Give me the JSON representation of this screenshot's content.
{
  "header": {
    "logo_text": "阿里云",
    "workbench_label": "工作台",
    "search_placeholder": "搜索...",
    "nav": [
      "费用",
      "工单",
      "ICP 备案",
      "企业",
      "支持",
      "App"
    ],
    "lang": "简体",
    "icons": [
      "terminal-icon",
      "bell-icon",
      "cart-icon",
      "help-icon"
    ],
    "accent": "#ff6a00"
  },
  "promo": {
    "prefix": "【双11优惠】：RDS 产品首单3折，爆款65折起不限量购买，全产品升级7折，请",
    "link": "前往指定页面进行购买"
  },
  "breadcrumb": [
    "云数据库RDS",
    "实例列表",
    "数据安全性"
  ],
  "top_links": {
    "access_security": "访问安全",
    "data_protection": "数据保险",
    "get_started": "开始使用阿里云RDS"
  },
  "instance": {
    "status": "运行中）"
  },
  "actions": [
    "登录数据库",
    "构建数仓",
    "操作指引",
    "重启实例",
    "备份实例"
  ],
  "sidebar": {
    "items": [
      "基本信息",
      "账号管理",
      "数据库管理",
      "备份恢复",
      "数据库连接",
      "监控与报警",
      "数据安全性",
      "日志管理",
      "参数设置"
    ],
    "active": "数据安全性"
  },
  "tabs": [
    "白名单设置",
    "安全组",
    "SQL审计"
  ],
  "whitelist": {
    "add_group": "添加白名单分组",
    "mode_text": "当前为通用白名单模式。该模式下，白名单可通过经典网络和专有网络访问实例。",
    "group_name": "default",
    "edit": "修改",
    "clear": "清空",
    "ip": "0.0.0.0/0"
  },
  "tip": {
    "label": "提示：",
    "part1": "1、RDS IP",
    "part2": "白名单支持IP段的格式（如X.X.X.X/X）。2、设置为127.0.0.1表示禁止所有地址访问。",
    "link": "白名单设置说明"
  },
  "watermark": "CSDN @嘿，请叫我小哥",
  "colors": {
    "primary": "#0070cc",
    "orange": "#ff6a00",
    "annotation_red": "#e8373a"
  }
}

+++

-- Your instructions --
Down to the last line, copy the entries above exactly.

-- Your response --
Give me the JSON representation of this screenshot's content.
{
  "header": {
    "logo_text": "阿里云",
    "workbench_label": "工作台",
    "search_placeholder": "搜索...",
    "nav": [
      "费用",
      "工单",
      "ICP 备案",
      "企业",
      "支持",
      "App"
    ],
    "lang": "简体",
    "icons": [
      "terminal-icon",
      "bell-icon",
      "cart-icon",
      "help-icon"
    ],
    "accent": "#ff6a00"
  },
  "promo": {
    "prefix": "【双11优惠】：RDS 产品首单3折，爆款65折起不限量购买，全产品升级7折，请",
    "link": "前往指定页面进行购买"
  },
  "breadcrumb": [
    "云数据库RDS",
    "实例列表",
    "数据安全性"
  ],
  "top_links": {
    "access_security": "访问安全",
    "data_protection": "数据保险",
    "get_started": "开始使用阿里云RDS"
  },
  "instance": {
    "status": "运行中）"
  },
  "actions": [
    "登录数据库",
    "构建数仓",
    "操作指引",
    "重启实例",
    "备份实例"
  ],
  "sidebar": {
    "items": [
      "基本信息",
      "账号管理",
      "数据库管理",
      "备份恢复",
      "数据库连接",
      "监控与报警",
      "数据安全性",
      "日志管理",
      "参数设置"
    ],
    "active": "数据安全性"
  },
  "tabs": [
    "白名单设置",
    "安全组",
    "SQL审计"
  ],
  "whitelist": {
    "add_group": "添加白名单分组",
    "mode_text": "当前为通用白名单模式。该模式下，白名单可通过经典网络和专有网络访问实例。",
    "group_name": "default",
    "edit": "修改",
    "clear": "清空",
    "ip": "0.0.0.0/0"
  },
  "tip": {
    "label": "提示：",
    "part1": "1、RDS IP",
    "part2": "白名单支持IP段的格式（如X.X.X.X/X）。2、设置为127.0.0.1表示禁止所有地址访问。",
    "link": "白名单设置说明"
  },
  "watermark": "CSDN @嘿，请叫我小哥",
  "colors": {
    "primary": "#0070cc",
    "orange": "#ff6a00",
    "annotation_red": "#e8373a"
  }
}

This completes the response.